The Wabanaki Nations would soon get the right to offer online gambling in its casinos if the Maine Legislature approves the bill LD1777. 

Operating the sportsbook and online casinos in Maine:

Laura Supica, one of the 20 representatives of Wabanaki during the last year, was the one who submitted the bill.

The sportsbooks and online casinos were legalized back in 2022, but the launch still didn’t happen – and the act called An Act to Create Economic Opportunity for Wabanaki Nations Through Internet Gaming would finally grant the tribes the exclusive rights to operate in the state. Wabanaki Nations are the four Indian tribes that are federally recognized in Maine. 

If the bill gets passed, the gambling scene in Maine will be completely changed and different from the one in other states since, so far, no state has an agreement with tribes such as this.

Proposed bill:

As proposed by the bill, every federally recognized tribe, band, or other Indian nation can get only one Internet game license. For Wabanaki Nations, it could mean that the nation can get one license for all tribes, or even all tribes get a separate license, in which both sports betting and online casinos would be included.

When it comes to revenues, nothing would be changed, so the operators would share 30% of the revenue. However, in some cases, that number would go up to 40%.

However, only a few operators would be able to work with the tribes since many of them don’t offer both sports betting and online casino gaming. On the other hand, the biggest operators in the state, such as FanDuel, DraftKings, and Caesars, offer both types of betting to their customers.
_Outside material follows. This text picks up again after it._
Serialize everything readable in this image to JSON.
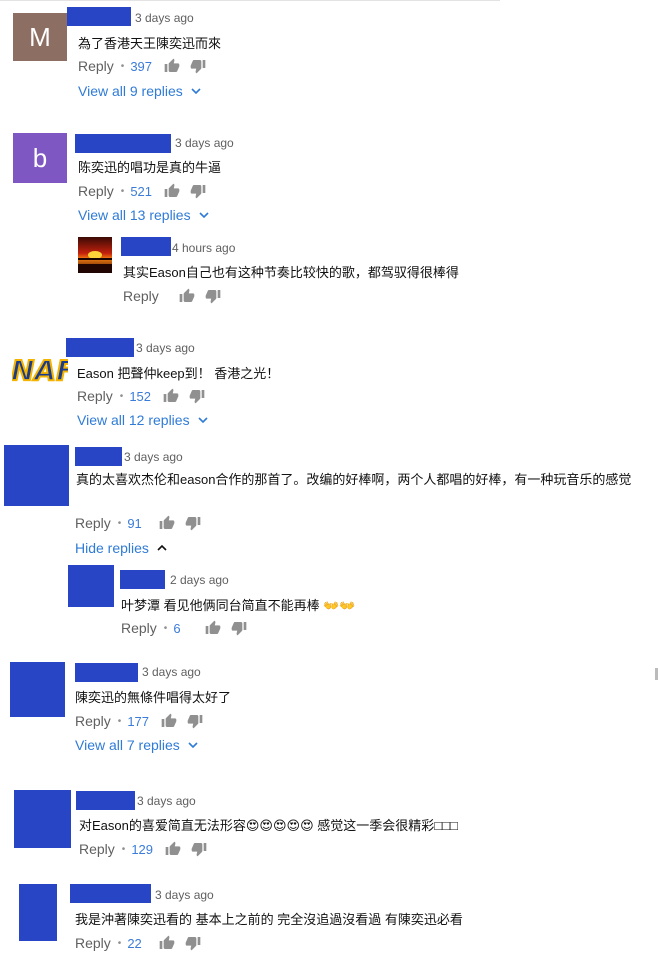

The license, which will last for four years, will cost $200.000, as usual, and the same amount will have to be paid for its renewal. A one-year license, which lasts for one year, costs $200.000 as well, and it can enable the Wabanaki Nations to start operating while they await the full approval.

Users will be able to self-exclude themselves from gambling, and the ads that target minors and people under 21 will be immediately banned.

It’s different in Maine:

What’s specific for Maine is the fact that the tribes aren’t part of the Indian Gaming Regulatory Act (IGRA), which means that the tribes’ options are limited. They can’t conduct Class III gaming, and instead of casinos, they’re obliged to open bingo halls – and that’s why it’s essential to get the right to operate online casinos, which are known to generate a huge revenue.

However, the Maine Gambling Control Unit (MGCU) had some suggestions on the proposed bill, which include various prohibitions and restrictions, such as handing out flyers or similar in-person promotional material for sportsbooks, using alcohol and tobacco in casino ads, as well as using professional or Olympic athletes and cartoon characters for promotional purposes. 

The American Gaming Association (AGA) and the Passamaquoddy Tribe don’t agree with MGCU.